__Input for this task__:

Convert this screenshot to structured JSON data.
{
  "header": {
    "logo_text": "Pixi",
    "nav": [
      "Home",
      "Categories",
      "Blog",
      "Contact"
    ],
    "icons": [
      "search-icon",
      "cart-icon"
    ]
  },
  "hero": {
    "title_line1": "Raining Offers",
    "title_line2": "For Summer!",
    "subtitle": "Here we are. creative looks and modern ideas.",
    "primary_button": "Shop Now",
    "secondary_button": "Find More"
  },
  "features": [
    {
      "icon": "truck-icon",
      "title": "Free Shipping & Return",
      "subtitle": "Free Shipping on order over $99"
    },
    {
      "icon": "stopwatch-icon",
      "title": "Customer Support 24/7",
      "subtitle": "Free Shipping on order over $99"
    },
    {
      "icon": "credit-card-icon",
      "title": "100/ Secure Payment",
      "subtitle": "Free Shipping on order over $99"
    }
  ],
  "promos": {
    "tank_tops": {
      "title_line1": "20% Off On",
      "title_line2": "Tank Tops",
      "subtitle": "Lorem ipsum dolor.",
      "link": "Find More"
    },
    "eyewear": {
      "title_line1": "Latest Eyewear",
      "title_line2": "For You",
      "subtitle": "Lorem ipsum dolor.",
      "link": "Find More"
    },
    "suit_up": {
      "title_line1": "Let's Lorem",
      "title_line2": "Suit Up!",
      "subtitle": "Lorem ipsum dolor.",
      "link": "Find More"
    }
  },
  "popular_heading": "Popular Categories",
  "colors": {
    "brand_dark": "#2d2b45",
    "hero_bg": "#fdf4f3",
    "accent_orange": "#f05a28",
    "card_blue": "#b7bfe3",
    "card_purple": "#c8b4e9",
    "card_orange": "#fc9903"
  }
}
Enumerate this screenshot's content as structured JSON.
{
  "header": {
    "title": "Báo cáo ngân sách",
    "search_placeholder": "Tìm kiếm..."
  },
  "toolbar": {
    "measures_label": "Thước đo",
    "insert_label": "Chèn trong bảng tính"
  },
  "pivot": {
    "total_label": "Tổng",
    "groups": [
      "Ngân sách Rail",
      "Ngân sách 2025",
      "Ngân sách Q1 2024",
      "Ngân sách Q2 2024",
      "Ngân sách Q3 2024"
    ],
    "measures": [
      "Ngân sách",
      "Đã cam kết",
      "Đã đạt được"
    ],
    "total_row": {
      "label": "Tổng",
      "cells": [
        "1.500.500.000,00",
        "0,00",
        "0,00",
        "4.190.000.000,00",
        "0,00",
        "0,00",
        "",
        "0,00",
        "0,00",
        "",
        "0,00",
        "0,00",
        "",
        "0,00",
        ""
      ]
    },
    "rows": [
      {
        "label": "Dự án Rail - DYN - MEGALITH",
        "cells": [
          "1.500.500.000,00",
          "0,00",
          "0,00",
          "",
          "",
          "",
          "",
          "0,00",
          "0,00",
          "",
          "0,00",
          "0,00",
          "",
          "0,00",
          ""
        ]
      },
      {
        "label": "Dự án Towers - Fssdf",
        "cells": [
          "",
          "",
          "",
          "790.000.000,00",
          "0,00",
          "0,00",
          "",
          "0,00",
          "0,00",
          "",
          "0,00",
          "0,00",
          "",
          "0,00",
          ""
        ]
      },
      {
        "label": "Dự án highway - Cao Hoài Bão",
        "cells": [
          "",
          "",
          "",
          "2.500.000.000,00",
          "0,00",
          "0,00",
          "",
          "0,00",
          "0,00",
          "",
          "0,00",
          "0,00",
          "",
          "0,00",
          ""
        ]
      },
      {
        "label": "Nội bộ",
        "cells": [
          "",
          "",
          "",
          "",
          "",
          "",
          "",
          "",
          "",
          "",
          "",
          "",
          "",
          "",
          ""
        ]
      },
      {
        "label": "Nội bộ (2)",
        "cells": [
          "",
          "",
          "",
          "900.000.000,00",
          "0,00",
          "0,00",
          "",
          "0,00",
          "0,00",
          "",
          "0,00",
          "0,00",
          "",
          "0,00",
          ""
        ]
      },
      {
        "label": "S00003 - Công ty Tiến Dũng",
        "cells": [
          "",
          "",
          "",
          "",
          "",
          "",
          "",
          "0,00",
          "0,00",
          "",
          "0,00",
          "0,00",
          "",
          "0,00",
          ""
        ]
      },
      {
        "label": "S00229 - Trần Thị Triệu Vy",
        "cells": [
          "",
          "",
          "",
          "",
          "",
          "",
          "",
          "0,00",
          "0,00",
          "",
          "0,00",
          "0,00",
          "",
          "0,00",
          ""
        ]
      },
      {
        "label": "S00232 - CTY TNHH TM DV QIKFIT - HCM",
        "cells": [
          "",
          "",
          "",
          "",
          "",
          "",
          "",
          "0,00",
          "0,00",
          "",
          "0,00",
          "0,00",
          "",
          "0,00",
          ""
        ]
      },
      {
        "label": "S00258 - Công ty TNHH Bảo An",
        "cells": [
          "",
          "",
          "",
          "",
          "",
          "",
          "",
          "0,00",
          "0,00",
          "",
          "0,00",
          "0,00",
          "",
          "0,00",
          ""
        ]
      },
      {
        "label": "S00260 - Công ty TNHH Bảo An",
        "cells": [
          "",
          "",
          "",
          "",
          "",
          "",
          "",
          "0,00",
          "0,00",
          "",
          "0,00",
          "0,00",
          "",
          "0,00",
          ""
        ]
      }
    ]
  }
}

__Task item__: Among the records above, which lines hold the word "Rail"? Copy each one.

__Answer area__:
      "Ngân sách Rail",
        "label": "Dự án Rail - DYN - MEGALITH",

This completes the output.